(Beginning of Records supplied)

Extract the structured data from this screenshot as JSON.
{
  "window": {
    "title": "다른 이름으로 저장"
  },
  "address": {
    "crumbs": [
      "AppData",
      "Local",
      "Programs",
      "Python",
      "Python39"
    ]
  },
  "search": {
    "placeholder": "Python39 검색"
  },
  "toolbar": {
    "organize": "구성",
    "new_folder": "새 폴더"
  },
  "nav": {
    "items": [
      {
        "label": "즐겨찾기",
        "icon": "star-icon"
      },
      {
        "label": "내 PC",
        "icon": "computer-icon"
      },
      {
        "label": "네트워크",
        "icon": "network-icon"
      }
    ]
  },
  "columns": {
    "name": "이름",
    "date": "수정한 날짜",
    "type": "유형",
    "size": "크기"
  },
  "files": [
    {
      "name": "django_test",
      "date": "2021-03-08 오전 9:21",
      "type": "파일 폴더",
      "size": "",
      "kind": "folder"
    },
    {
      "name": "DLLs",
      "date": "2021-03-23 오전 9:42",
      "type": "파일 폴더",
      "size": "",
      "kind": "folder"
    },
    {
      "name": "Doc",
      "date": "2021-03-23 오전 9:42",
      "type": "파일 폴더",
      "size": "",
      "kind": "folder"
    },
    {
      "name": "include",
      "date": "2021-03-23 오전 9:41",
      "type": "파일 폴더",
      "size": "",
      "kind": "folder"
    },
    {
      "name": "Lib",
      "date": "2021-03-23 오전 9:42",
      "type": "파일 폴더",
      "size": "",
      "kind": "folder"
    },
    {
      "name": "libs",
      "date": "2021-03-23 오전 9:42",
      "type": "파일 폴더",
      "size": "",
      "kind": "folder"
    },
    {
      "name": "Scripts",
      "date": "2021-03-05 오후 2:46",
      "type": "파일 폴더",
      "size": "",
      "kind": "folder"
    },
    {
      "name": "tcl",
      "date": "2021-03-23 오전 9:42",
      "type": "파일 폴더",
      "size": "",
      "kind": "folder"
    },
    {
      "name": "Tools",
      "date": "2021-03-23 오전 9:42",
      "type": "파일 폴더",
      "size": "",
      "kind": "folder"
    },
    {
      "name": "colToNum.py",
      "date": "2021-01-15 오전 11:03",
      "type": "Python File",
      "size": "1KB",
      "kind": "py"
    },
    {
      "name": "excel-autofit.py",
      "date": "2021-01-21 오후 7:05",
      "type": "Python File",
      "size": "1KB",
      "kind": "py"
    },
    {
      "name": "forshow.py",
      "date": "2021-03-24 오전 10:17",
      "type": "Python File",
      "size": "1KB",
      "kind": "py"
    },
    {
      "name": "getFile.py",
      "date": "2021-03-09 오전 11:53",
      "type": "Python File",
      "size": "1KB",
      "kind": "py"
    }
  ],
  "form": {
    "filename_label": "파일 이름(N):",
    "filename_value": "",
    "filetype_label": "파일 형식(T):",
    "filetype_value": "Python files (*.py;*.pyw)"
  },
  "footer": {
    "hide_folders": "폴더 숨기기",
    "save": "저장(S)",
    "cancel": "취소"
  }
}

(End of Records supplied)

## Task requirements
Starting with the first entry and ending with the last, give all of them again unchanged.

## Solution for this exercise
Extract the structured data from this screenshot as JSON.
{
  "window": {
    "title": "다른 이름으로 저장"
  },
  "address": {
    "crumbs": [
      "AppData",
      "Local",
      "Programs",
      "Python",
      "Python39"
    ]
  },
  "search": {
    "placeholder": "Python39 검색"
  },
  "toolbar": {
    "organize": "구성",
    "new_folder": "새 폴더"
  },
  "nav": {
    "items": [
      {
        "label": "즐겨찾기",
        "icon": "star-icon"
      },
      {
        "label": "내 PC",
        "icon": "computer-icon"
      },
      {
        "label": "네트워크",
        "icon": "network-icon"
      }
    ]
  },
  "columns": {
    "name": "이름",
    "date": "수정한 날짜",
    "type": "유형",
    "size": "크기"
  },
  "files": [
    {
      "name": "django_test",
      "date": "2021-03-08 오전 9:21",
      "type": "파일 폴더",
      "size": "",
      "kind": "folder"
    },
    {
      "name": "DLLs",
      "date": "2021-03-23 오전 9:42",
      "type": "파일 폴더",
      "size": "",
      "kind": "folder"
    },
    {
      "name": "Doc",
      "date": "2021-03-23 오전 9:42",
      "type": "파일 폴더",
      "size": "",
      "kind": "folder"
    },
    {
      "name": "include",
      "date": "2021-03-23 오전 9:41",
      "type": "파일 폴더",
      "size": "",
      "kind": "folder"
    },
    {
      "name": "Lib",
      "date": "2021-03-23 오전 9:42",
      "type": "파일 폴더",
      "size": "",
      "kind": "folder"
    },
    {
      "name": "libs",
      "date": "2021-03-23 오전 9:42",
      "type": "파일 폴더",
      "size": "",
      "kind": "folder"
    },
    {
      "name": "Scripts",
      "date": "2021-03-05 오후 2:46",
      "type": "파일 폴더",
      "size": "",
      "kind": "folder"
    },
    {
      "name": "tcl",
      "date": "2021-03-23 오전 9:42",
      "type": "파일 폴더",
      "size": "",
      "kind": "folder"
    },
    {
      "name": "Tools",
      "date": "2021-03-23 오전 9:42",
      "type": "파일 폴더",
      "size": "",
      "kind": "folder"
    },
    {
      "name": "colToNum.py",
      "date": "2021-01-15 오전 11:03",
      "type": "Python File",
      "size": "1KB",
      "kind": "py"
    },
    {
      "name": "excel-autofit.py",
      "date": "2021-01-21 오후 7:05",
      "type": "Python File",
      "size": "1KB",
      "kind": "py"
    },
    {
      "name": "forshow.py",
      "date": "2021-03-24 오전 10:17",
      "type": "Python File",
      "size": "1KB",
      "kind": "py"
    },
    {
      "name": "getFile.py",
      "date": "2021-03-09 오전 11:53",
      "type": "Python File",
      "size": "1KB",
      "kind": "py"
    }
  ],
  "form": {
    "filename_label": "파일 이름(N):",
    "filename_value": "",
    "filetype_label": "파일 형식(T):",
    "filetype_value": "Python files (*.py;*.pyw)"
  },
  "footer": {
    "hide_folders": "폴더 숨기기",
    "save": "저장(S)",
    "cancel": "취소"
  }
}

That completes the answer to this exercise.